The Next Ex-Mayor

Page 4 of 6

But back inside the conference room, Frankel's mood changed dramatically. "OK, we missed a meeting," Frankel told the group of department heads in a calm voice. "But this is not Bruce's fault. We need to make sure to let him know about things." Jagers was relieved but also baffled by her quick turnaround. Jagers quit after just two months on the job. "Working for her," he recalls, "you never knew if she was going to light into you or compliment you."

Former employees and those close to Frankel say the tirades are common. But just as frequent are her cordial moments. She rarely misses an opportunity to speak at community meetings, and her appearances often include Frankel dancing. One of the mayor's favorite icebreakers is to leap into a spontaneous party dance, either encouraging others to join or doing it happily by herself. Her management style of mixing a little sugar with a whole lot of fire can be effective, her critics concede, by scaring off potential rivals. But even most of her supporters admit Frankel lacks diplomatic skills usually a prerequisite in politics, where a good smile typically goes further than brains.

Greene, the County Commissioner and long-time Frankel supporter, says she's often surprised by the mayor's guns-blazing approach. Says Greene: "She's just not a people person."

Delray Beach chiropractor and political consultant Andre Fladell says Frankel has few of the subtle skills of most politicians. "The best way to describe Lois is that it's like dealing with a steamroller," Fladell says. "Whatever gets in her way, she just rolls over it and keeps going." But Fladell predicts that Frankel's reelection prospects will have more to do with her progress -- or if things don't change, the lack of it -- than her personality.

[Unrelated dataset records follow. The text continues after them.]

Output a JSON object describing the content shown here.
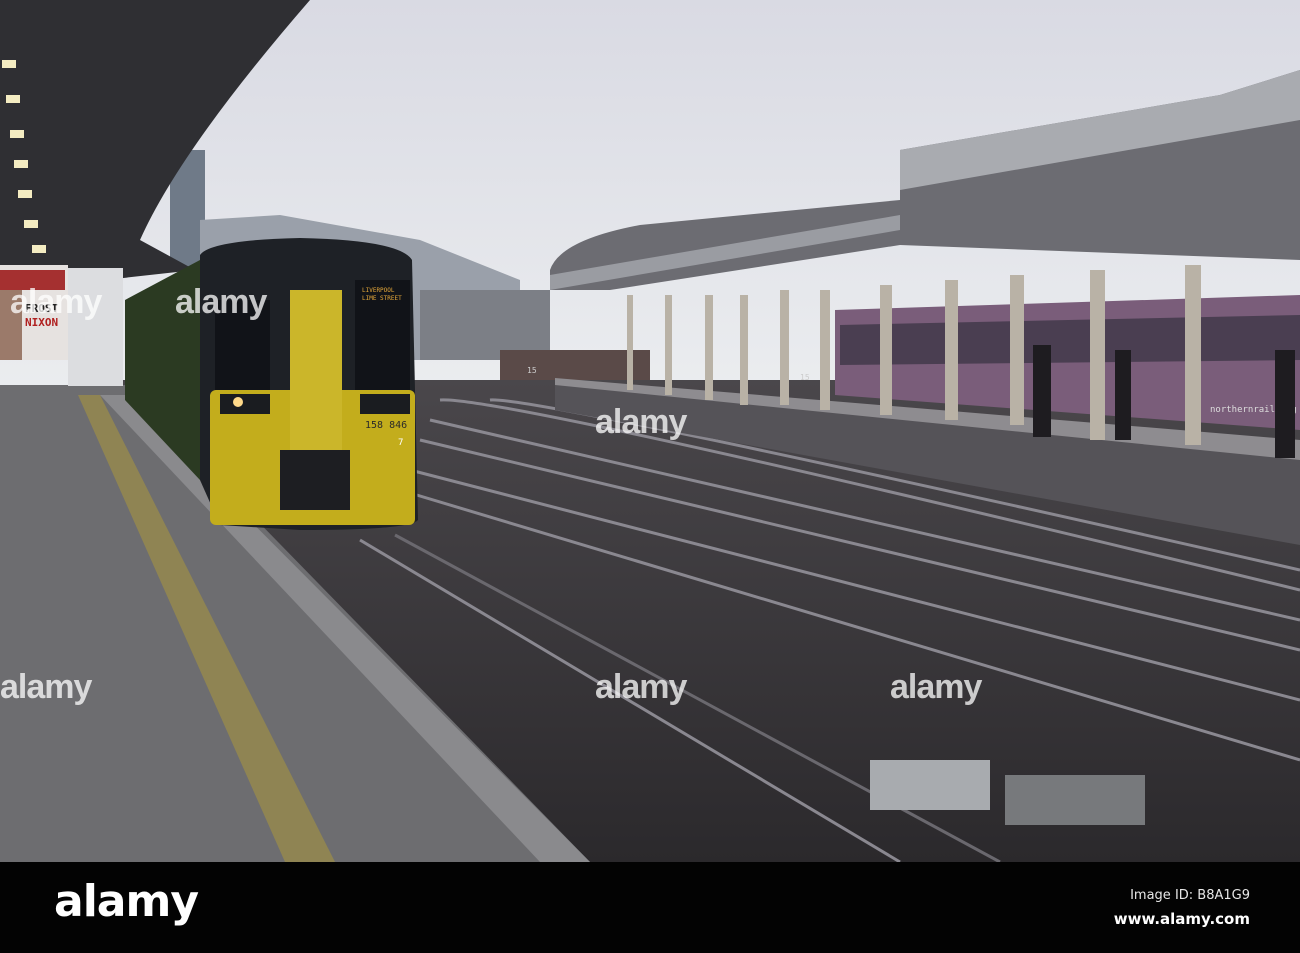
{
  "scene": {
    "train_destination_line1": "LIVERPOOL",
    "train_destination_line2": "LIME STREET",
    "train_number": "158 846",
    "train_car_number": "7",
    "poster_title_1": "FROST",
    "poster_title_2": "NIXON",
    "platform_marker_1": "15",
    "platform_marker_2": "15",
    "far_train_livery_text": "northernrail.org"
  },
  "watermarks": [
    "alamy",
    "alamy",
    "alamy",
    "alamy",
    "alamy",
    "alamy"
  ],
  "footer": {
    "logo": "alamy",
    "image_id": "Image ID: B8A1G9",
    "url": "www.alamy.com"
  },
  "colors": {
    "sky": "#e4e6ec",
    "train_yellow": "#c9b21a",
    "platform": "#6d6d70",
    "ballast": "#3f3d40"
  }
}
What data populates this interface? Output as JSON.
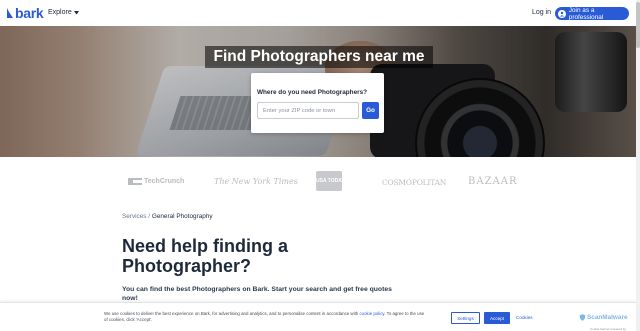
{
  "header": {
    "logo_text": "bark",
    "explore_label": "Explore",
    "login_label": "Log in",
    "join_label": "Join as a professional"
  },
  "hero": {
    "title": "Find Photographers near me",
    "question": "Where do you need Photographers?",
    "zip_placeholder": "Enter your ZIP code or town",
    "go_label": "Go"
  },
  "press": {
    "techcrunch": "TechCrunch",
    "nyt": "The New York Times",
    "usa_today": "USA TODAY",
    "cosmopolitan": "COSMOPOLITAN",
    "bazaar": "BAZAAR"
  },
  "breadcrumb": {
    "parent": "Services",
    "separator": " / ",
    "current": "General Photography"
  },
  "main": {
    "title": "Need help finding a Photographer?",
    "intro": "You can find the best Photographers on Bark. Start your search and get free quotes now!"
  },
  "cookie": {
    "text_before": "We use cookies to deliver the best experience on Bark, for advertising and analytics, and to personalise content in accordance with ",
    "policy_link": "cookie policy",
    "text_after": ". To agree to the use of cookies, click 'Accept'.",
    "settings_label": "Settings",
    "accept_label": "Accept",
    "cookies_link": "Cookies",
    "scan_brand": "ScanMalware",
    "scan_sub": "Cookie banner powered by"
  },
  "colors": {
    "brand_blue": "#2a5bd7",
    "text_dark": "#1e2a3b",
    "press_grey": "#b9bcc0"
  },
  "icons": {
    "logo": "bark-logo-icon",
    "explore_caret": "chevron-down-icon",
    "join": "user-plus-icon",
    "scan": "shield-icon"
  }
}
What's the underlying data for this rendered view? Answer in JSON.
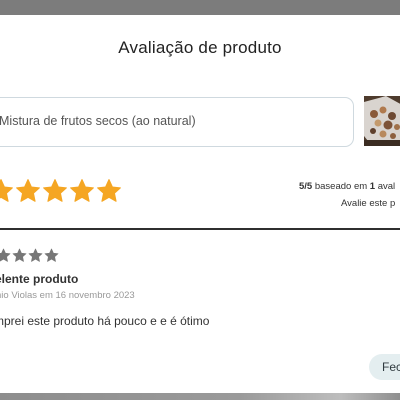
{
  "modal": {
    "title": "Avaliação de produto"
  },
  "product": {
    "name": "Mistura de frutos secos (ao natural)",
    "thumbnail_icon": "product-photo"
  },
  "rating": {
    "stars_filled": 5,
    "stars_total": 5,
    "star_color": "#f5a623",
    "summary_score": "5/5",
    "summary_text_a": "baseado em",
    "summary_count": "1",
    "summary_text_b": "aval",
    "rate_link": "Avalie este p"
  },
  "review": {
    "stars_filled": 4,
    "star_color": "#777777",
    "title": "elente produto",
    "meta": "nio Violas em 16 novembro 2023",
    "body": "mprei este produto há pouco e e é ótimo"
  },
  "actions": {
    "button_label": "Fec"
  },
  "colors": {
    "divider": "#2f2f2f",
    "button_bg": "#e4eef0",
    "input_border": "#cfd9df"
  }
}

City Commissioner Mitchell, a Republican, is Frankel's toughest critic. She says the mayor's style worked well when Frankel was a lawyer and then again when she served as speaker of the Florida House. But in the executive branch, her approach doesn't fit, Mitchell says: "In the Legislature, she was the grenade thrower. She was shooting hard from both sides. That doesn't work when you're the mayor. Sometimes you need to play nice."

Frankel's bludgeoning style was at least partially to blame for several high-ranking employees' quitting during the past year. Among the 14 employees who left: two assistant city administrators, the city's public information officer, Frankel's secretary, and her personal aide. Many of those who quit or were fired declined to speak about Frankel. "Look," said one former employee, "I have to live and work in this town, and that would not be easy if I said anything bad about Lois."

One former employee said Frankel simply asked too much of her subordinates. "She demanded perfection, and humans are not perfect. If something went wrong, she wouldn't excuse that."

Terry Atherton, assistant city administrator for utilities, was the most recent of the resignations. He left in May, citing in part Frankel's treatment of employees. "She was difficult to deal with, you could say that."

Robin Singer, the city's former planning and zoning administrator, took a similar job in Naples. Singer said she witnessed Frankel's berating her employees for mistakes, and she quit, she says, before she became the target of an attack. "Lois was a very forceful person," Singer says. "Luckily, I was never an object of that."

Perhaps the most significant departure was the resignation, in June 2004, of Nancy Graham, who spent just a year and a half as director of the Downtown Development Authority. Graham, who herself served as mayor from 1995-99, during the city's headiest times, won't discuss what led to her departure from the Development Authority. She would say only, "Lois decided to do things her way." Before hanging up, Graham added: "You've probably figured out my feelings toward her by me not commenting."

In her defense, Frankel says the resignations and firings were no more than is typical for a mayoral term. She says turnover is actually lower under her tenure than in previous administrations, although she cannot provide data to prove it. She blames the public perception that her employees are leaving on the coverage of the Palm Beach Post. "Ask me some original questions," she says, when asked about the resignations. "You want to know about the Palm Beach Post story? I'll take the time and show you. It's an embarrassment to journalism, and they're lucky they didn't get sued."

Frankel blames the Post's coverage for what she says are untrue rumors that she swears loudly around her office and treats her employees poorly. "I don't cuss," Frankel fumes in her office one afternoon. "You can go out there and ask these people. I have cussed out reporters from the Palm Beach Post once or twice, because they don't know how to print the facts. We don't curse around here. We have good times. We have fun, we dance, we play music."

KEEP NEW TIMES BROWARD-PALM BEACH FREE... Since we started New Times Broward-Palm Beach, it has been defined as the free, independent voice of South Florida, and we'd like to keep it that way. With local media under siege, it's more important than ever for us to rally support behind funding our local journalism. You can help by participating in our "I Support" program, allowing us to keep offering readers access to our incisive coverage of local news, food and culture with no paywalls.
Eric Alan Barton
Contact: Eric Alan Barton